Fear of flying is irrational.
You are more likely to be bludgeoned by a member of your own family, trampled by an agitated donkey, or choke on a falafel than die mid-air. I would wager you are more likely to be killed by an estranged spouse, brandishing said falafel whilst riding an ass, than crash into the sea on a Boeing 747.
It happens, of course — but not often. In fact, how many people do you know that have been killed this way? Go on, count them.
Yet airports are filled with pensioners clutching rosary beads, unbelievers praying to sky gods, and divorcees self-medicating to “get through” the flight. Then, during jolts of turbulence, they clench strangers’ hands; never for a second taking their eyes off the latest Adam Sandler flick playing on the screen in front of them. And not even one of his good ones.
Fly frequently enough and you settle into a groove. You will get through check-in with just enough time to wander around the swimwear section before a plastic host greets you with a plastic smile. Then, with no dignity, you are forced to fight your way to your seat.
Then starts the flight attendants moronic and robotic parade up and down the aisle, passive aggressively telling me to put on a seatbelt. How do they have the temerity to lecture me on the nuances of aviation safety? Just because they have more air miles than a stork, sat a half day course, and can point to an exit, means zilch.

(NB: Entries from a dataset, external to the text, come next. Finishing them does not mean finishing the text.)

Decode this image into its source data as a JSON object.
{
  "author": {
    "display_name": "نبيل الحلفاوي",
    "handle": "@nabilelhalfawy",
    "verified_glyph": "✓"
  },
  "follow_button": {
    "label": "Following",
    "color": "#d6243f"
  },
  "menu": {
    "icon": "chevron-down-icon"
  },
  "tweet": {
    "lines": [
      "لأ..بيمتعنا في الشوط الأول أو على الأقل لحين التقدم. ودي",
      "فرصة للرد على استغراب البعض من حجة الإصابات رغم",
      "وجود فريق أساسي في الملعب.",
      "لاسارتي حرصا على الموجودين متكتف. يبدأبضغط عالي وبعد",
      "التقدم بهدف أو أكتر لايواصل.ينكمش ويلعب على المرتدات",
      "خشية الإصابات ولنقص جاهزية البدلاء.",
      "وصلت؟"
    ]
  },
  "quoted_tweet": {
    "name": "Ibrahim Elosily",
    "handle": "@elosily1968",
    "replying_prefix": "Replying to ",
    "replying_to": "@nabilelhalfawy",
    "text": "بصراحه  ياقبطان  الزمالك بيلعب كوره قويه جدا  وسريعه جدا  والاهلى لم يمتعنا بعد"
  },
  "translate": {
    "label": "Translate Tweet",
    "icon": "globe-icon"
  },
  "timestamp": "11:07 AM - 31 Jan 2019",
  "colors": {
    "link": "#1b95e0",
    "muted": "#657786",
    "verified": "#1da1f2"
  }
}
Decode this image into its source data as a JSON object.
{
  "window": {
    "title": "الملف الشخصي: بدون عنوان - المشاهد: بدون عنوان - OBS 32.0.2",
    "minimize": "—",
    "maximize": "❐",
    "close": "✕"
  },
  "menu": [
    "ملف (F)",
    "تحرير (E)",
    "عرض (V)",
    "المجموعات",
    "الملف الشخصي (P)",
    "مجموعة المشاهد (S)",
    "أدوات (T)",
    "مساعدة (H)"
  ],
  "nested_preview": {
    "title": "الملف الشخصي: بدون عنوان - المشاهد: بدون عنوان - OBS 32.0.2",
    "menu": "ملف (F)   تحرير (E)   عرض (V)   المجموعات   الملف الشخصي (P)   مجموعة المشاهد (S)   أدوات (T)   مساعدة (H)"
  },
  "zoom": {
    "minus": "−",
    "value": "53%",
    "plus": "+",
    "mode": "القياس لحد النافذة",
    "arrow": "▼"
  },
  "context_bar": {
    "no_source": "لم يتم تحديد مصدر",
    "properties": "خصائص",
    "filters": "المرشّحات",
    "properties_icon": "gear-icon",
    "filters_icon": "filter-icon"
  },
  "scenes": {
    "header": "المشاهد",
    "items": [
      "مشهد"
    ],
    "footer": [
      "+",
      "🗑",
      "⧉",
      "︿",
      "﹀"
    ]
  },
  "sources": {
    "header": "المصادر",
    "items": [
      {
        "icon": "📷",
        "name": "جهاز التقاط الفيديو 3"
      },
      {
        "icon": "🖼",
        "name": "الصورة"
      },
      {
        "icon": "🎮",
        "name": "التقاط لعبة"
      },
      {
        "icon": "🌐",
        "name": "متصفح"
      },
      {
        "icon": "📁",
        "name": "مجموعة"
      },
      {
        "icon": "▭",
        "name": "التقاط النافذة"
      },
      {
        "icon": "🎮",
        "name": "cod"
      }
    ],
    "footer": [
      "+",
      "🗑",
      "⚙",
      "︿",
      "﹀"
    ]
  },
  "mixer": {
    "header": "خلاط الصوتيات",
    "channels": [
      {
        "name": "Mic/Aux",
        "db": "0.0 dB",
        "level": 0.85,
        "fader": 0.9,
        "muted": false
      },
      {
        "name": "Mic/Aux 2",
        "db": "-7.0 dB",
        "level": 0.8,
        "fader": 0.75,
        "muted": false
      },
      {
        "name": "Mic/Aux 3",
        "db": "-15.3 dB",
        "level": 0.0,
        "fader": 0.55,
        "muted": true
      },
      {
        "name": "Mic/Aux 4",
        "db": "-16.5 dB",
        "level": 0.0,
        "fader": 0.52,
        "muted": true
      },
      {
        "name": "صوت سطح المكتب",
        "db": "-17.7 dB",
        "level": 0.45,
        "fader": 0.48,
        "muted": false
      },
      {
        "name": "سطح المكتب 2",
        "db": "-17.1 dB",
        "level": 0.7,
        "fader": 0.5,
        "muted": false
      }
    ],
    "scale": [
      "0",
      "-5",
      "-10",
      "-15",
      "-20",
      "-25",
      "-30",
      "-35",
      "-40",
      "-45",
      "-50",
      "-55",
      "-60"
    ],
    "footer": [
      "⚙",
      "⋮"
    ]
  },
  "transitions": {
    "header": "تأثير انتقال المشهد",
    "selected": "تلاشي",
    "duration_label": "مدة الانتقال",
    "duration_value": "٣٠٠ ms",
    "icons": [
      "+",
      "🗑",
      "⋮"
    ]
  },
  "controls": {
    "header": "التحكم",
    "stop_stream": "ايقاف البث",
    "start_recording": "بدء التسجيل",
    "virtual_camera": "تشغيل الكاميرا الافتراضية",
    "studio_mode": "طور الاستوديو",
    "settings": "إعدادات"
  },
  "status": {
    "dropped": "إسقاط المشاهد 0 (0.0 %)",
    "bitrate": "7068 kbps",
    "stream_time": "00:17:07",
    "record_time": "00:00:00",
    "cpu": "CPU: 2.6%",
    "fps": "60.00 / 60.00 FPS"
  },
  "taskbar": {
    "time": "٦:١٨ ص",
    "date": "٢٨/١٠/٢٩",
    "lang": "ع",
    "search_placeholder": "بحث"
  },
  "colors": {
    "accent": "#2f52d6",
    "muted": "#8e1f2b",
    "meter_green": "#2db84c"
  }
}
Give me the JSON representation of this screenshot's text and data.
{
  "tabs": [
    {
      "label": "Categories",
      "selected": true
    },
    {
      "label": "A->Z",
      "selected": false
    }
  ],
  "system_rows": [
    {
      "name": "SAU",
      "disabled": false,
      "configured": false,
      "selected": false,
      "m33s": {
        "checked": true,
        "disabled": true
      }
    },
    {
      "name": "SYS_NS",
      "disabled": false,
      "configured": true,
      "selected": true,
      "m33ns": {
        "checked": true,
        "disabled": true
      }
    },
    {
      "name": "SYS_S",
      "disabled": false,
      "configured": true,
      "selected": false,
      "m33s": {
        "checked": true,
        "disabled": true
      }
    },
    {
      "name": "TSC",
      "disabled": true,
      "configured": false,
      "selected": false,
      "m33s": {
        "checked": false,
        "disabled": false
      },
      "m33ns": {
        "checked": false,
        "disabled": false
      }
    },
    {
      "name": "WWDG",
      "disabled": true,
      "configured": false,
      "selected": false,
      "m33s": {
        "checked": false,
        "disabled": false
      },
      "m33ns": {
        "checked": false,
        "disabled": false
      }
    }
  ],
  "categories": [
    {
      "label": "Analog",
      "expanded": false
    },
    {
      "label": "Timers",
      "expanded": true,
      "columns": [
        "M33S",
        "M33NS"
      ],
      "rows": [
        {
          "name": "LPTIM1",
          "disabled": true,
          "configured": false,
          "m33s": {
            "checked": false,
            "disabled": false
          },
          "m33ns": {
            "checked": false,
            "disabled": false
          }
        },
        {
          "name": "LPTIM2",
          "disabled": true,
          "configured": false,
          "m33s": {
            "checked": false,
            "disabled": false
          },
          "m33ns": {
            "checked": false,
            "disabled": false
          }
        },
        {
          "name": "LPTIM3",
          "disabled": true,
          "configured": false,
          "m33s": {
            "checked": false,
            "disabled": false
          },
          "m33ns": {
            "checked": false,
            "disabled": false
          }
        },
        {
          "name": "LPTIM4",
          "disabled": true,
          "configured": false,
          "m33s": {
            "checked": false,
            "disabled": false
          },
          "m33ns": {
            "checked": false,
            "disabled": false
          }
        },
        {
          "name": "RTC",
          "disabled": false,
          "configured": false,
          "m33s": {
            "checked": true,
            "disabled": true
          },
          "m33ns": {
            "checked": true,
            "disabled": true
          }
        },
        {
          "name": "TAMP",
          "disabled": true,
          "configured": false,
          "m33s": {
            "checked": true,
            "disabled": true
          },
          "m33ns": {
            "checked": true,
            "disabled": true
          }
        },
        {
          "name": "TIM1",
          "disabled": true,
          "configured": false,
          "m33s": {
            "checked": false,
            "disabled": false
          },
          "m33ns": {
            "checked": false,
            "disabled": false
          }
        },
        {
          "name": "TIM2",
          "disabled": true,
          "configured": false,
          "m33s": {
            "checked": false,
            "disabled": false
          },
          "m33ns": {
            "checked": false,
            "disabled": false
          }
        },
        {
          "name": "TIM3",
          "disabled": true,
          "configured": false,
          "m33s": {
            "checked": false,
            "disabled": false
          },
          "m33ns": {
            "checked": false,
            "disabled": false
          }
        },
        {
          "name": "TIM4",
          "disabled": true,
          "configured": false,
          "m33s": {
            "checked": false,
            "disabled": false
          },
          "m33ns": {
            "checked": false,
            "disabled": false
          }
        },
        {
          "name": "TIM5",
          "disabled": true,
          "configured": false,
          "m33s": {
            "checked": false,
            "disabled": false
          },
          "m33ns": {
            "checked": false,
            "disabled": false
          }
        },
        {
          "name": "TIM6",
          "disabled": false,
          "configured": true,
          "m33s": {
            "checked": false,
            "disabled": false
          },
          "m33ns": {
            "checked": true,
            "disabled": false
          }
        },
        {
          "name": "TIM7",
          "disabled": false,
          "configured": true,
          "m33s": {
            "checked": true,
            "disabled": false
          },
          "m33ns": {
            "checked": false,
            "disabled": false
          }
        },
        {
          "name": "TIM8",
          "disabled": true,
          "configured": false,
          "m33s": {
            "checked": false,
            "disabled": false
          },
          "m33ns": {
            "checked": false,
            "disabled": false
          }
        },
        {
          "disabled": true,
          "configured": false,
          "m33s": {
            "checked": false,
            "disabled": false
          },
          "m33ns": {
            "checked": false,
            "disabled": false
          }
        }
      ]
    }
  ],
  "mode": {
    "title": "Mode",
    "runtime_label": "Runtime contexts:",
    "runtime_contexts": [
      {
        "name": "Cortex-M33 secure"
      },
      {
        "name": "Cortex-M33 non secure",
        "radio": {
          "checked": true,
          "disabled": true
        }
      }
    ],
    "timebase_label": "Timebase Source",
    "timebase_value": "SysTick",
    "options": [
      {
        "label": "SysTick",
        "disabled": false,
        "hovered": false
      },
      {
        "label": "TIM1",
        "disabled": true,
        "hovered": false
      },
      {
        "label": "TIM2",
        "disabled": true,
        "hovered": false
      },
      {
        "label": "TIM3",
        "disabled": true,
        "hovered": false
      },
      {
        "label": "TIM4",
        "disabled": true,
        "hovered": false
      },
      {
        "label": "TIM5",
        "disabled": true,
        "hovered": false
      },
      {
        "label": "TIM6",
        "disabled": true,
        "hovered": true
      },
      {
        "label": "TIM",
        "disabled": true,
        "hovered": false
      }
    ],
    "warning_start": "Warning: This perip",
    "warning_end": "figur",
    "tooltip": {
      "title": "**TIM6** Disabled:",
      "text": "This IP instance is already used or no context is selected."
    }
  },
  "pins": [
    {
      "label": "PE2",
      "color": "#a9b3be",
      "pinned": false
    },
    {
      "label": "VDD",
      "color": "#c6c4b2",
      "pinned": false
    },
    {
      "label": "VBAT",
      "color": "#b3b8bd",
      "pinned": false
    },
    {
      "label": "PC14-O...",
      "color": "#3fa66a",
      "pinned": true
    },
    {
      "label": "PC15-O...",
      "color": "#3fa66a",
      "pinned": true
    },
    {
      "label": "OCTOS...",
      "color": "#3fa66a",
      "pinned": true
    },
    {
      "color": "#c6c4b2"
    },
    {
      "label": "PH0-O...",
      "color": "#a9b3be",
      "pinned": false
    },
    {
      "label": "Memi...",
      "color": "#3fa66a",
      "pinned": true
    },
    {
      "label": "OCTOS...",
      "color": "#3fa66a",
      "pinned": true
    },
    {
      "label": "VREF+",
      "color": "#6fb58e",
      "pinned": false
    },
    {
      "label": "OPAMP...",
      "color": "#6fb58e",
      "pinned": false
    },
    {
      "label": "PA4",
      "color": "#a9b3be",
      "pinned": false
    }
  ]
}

I listened once — years ago — when I was naïve and brimming with nervous energy. But as I listened, I could not silence a nagging doubt. It’s all very well talking about safety, but they had not mentioned the risks of donkeys, falafels, or uncles. It struck me that in no other situation would you take a safety lecture. Not from a perfume salesman or a waitress or a garbage man.
But I can admit when I have made an error of judgement. Chance and probability do not mean you are always going to be safe. But come on, the numbers should have been on my side, especially when I was assigned an emergency exit seat.
If cabin crew were doing their job properly, they would have noticed that I was not paying attention to their “lecture” and swapped my seat with a have-a-go hero. If in 2018, no system is in place to spot people like me, then it’s a problem that needs to be addressed by the entire industry.
Instead, they expect me to become accustomed to how the door works. It’s pandemonium. How could I begin to get the hang of it? Yet everyone glares, screams, and gestures at me — all of it laden with unpleasantness and desperation. There is such little dignity during emergencies.
I could try and explain that three minutes of instructions, mostly mimed, would not have prepared me for this. But I would run the risk of invalidating my travel insurance.
Besides, I know I cannot really make a difference. Especially now the water is up to my ankles. Still, I reckon if I turn the volume up I might be able to finish this episode of Aircraft Investigation in peace.